**Work instruction:**
Word for word, set down the entries that follow.

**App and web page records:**
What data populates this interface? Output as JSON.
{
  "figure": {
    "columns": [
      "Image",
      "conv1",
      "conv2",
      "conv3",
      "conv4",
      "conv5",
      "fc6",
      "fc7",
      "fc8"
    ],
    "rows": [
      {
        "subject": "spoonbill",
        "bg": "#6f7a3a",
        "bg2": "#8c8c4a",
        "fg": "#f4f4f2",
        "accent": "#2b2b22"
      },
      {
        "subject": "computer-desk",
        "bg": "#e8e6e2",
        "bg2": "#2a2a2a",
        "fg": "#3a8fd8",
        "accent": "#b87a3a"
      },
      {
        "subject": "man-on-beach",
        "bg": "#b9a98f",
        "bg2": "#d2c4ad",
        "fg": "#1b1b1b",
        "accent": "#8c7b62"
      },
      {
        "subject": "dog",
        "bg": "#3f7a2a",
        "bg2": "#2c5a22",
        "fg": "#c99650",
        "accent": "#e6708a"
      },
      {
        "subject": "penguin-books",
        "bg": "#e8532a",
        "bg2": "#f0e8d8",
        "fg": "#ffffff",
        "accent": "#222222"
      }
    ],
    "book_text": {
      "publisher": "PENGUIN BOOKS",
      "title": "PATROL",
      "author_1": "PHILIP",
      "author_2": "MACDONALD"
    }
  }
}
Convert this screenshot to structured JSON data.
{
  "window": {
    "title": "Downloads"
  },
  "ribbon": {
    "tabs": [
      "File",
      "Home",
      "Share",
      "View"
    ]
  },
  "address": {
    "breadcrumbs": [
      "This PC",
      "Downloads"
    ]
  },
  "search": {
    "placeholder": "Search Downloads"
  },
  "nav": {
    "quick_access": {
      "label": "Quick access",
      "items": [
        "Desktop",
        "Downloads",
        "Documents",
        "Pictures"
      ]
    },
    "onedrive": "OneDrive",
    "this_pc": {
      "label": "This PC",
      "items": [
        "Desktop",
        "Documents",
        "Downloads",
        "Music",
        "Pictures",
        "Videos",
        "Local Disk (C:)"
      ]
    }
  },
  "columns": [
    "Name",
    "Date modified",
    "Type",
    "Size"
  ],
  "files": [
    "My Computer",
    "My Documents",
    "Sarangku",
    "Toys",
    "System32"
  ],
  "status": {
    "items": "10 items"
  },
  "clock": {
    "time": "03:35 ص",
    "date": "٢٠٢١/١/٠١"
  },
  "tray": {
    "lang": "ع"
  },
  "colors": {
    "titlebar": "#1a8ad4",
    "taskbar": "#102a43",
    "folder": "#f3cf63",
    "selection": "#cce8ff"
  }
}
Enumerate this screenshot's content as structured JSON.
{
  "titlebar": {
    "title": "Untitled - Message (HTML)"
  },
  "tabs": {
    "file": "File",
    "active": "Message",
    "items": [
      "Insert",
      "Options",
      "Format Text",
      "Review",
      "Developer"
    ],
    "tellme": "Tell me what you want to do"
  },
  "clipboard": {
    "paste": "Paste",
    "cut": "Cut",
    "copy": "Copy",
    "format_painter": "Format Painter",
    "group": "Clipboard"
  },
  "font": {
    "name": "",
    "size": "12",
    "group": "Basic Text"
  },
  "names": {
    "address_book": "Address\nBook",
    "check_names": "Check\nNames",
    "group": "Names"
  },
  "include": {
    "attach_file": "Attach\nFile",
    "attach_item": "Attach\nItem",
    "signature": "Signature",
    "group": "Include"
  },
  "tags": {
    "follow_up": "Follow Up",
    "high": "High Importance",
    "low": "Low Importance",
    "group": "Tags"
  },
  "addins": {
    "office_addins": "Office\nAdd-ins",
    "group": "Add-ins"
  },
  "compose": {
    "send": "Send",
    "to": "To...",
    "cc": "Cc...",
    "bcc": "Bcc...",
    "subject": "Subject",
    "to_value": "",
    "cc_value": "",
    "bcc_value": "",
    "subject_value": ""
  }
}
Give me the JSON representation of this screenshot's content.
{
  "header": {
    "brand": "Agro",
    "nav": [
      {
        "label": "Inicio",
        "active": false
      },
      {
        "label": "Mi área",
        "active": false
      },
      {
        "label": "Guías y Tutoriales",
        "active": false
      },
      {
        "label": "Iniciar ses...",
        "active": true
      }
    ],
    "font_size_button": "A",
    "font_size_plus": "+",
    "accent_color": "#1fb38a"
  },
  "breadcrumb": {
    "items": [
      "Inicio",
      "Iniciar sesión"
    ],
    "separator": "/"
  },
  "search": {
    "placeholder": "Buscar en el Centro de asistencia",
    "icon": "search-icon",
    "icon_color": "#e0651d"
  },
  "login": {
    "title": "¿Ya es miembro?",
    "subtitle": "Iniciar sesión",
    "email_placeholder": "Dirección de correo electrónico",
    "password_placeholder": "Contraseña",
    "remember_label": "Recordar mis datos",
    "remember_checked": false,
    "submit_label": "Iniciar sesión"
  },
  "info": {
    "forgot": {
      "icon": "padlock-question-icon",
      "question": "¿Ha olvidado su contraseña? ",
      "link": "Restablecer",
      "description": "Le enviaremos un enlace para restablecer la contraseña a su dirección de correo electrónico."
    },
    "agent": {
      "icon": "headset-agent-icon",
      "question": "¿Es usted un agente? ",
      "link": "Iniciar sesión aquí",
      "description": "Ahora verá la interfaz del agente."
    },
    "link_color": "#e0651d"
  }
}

**Solution to the problem:**
What data populates this interface? Output as JSON.
{
  "figure": {
    "columns": [
      "Image",
      "conv1",
      "conv2",
      "conv3",
      "conv4",
      "conv5",
      "fc6",
      "fc7",
      "fc8"
    ],
    "rows": [
      {
        "subject": "spoonbill",
        "bg": "#6f7a3a",
        "bg2": "#8c8c4a",
        "fg": "#f4f4f2",
        "accent": "#2b2b22"
      },
      {
        "subject": "computer-desk",
        "bg": "#e8e6e2",
        "bg2": "#2a2a2a",
        "fg": "#3a8fd8",
        "accent": "#b87a3a"
      },
      {
        "subject": "man-on-beach",
        "bg": "#b9a98f",
        "bg2": "#d2c4ad",
        "fg": "#1b1b1b",
        "accent": "#8c7b62"
      },
      {
        "subject": "dog",
        "bg": "#3f7a2a",
        "bg2": "#2c5a22",
        "fg": "#c99650",
        "accent": "#e6708a"
      },
      {
        "subject": "penguin-books",
        "bg": "#e8532a",
        "bg2": "#f0e8d8",
        "fg": "#ffffff",
        "accent": "#222222"
      }
    ],
    "book_text": {
      "publisher": "PENGUIN BOOKS",
      "title": "PATROL",
      "author_1": "PHILIP",
      "author_2": "MACDONALD"
    }
  }
}
Convert this screenshot to structured JSON data.
{
  "window": {
    "title": "Downloads"
  },
  "ribbon": {
    "tabs": [
      "File",
      "Home",
      "Share",
      "View"
    ]
  },
  "address": {
    "breadcrumbs": [
      "This PC",
      "Downloads"
    ]
  },
  "search": {
    "placeholder": "Search Downloads"
  },
  "nav": {
    "quick_access": {
      "label": "Quick access",
      "items": [
        "Desktop",
        "Downloads",
        "Documents",
        "Pictures"
      ]
    },
    "onedrive": "OneDrive",
    "this_pc": {
      "label": "This PC",
      "items": [
        "Desktop",
        "Documents",
        "Downloads",
        "Music",
        "Pictures",
        "Videos",
        "Local Disk (C:)"
      ]
    }
  },
  "columns": [
    "Name",
    "Date modified",
    "Type",
    "Size"
  ],
  "files": [
    "My Computer",
    "My Documents",
    "Sarangku",
    "Toys",
    "System32"
  ],
  "status": {
    "items": "10 items"
  },
  "clock": {
    "time": "03:35 ص",
    "date": "٢٠٢١/١/٠١"
  },
  "tray": {
    "lang": "ع"
  },
  "colors": {
    "titlebar": "#1a8ad4",
    "taskbar": "#102a43",
    "folder": "#f3cf63",
    "selection": "#cce8ff"
  }
}
Enumerate this screenshot's content as structured JSON.
{
  "titlebar": {
    "title": "Untitled - Message (HTML)"
  },
  "tabs": {
    "file": "File",
    "active": "Message",
    "items": [
      "Insert",
      "Options",
      "Format Text",
      "Review",
      "Developer"
    ],
    "tellme": "Tell me what you want to do"
  },
  "clipboard": {
    "paste": "Paste",
    "cut": "Cut",
    "copy": "Copy",
    "format_painter": "Format Painter",
    "group": "Clipboard"
  },
  "font": {
    "name": "",
    "size": "12",
    "group": "Basic Text"
  },
  "names": {
    "address_book": "Address\nBook",
    "check_names": "Check\nNames",
    "group": "Names"
  },
  "include": {
    "attach_file": "Attach\nFile",
    "attach_item": "Attach\nItem",
    "signature": "Signature",
    "group": "Include"
  },
  "tags": {
    "follow_up": "Follow Up",
    "high": "High Importance",
    "low": "Low Importance",
    "group": "Tags"
  },
  "addins": {
    "office_addins": "Office\nAdd-ins",
    "group": "Add-ins"
  },
  "compose": {
    "send": "Send",
    "to": "To...",
    "cc": "Cc...",
    "bcc": "Bcc...",
    "subject": "Subject",
    "to_value": "",
    "cc_value": "",
    "bcc_value": "",
    "subject_value": ""
  }
}
Give me the JSON representation of this screenshot's content.
{
  "header": {
    "brand": "Agro",
    "nav": [
      {
        "label": "Inicio",
        "active": false
      },
      {
        "label": "Mi área",
        "active": false
      },
      {
        "label": "Guías y Tutoriales",
        "active": false
      },
      {
        "label": "Iniciar ses...",
        "active": true
      }
    ],
    "font_size_button": "A",
    "font_size_plus": "+",
    "accent_color": "#1fb38a"
  },
  "breadcrumb": {
    "items": [
      "Inicio",
      "Iniciar sesión"
    ],
    "separator": "/"
  },
  "search": {
    "placeholder": "Buscar en el Centro de asistencia",
    "icon": "search-icon",
    "icon_color": "#e0651d"
  },
  "login": {
    "title": "¿Ya es miembro?",
    "subtitle": "Iniciar sesión",
    "email_placeholder": "Dirección de correo electrónico",
    "password_placeholder": "Contraseña",
    "remember_label": "Recordar mis datos",
    "remember_checked": false,
    "submit_label": "Iniciar sesión"
  },
  "info": {
    "forgot": {
      "icon": "padlock-question-icon",
      "question": "¿Ha olvidado su contraseña? ",
      "link": "Restablecer",
      "description": "Le enviaremos un enlace para restablecer la contraseña a su dirección de correo electrónico."
    },
    "agent": {
      "icon": "headset-agent-icon",
      "question": "¿Es usted un agente? ",
      "link": "Iniciar sesión aquí",
      "description": "Ahora verá la interfaz del agente."
    },
    "link_color": "#e0651d"
  }
}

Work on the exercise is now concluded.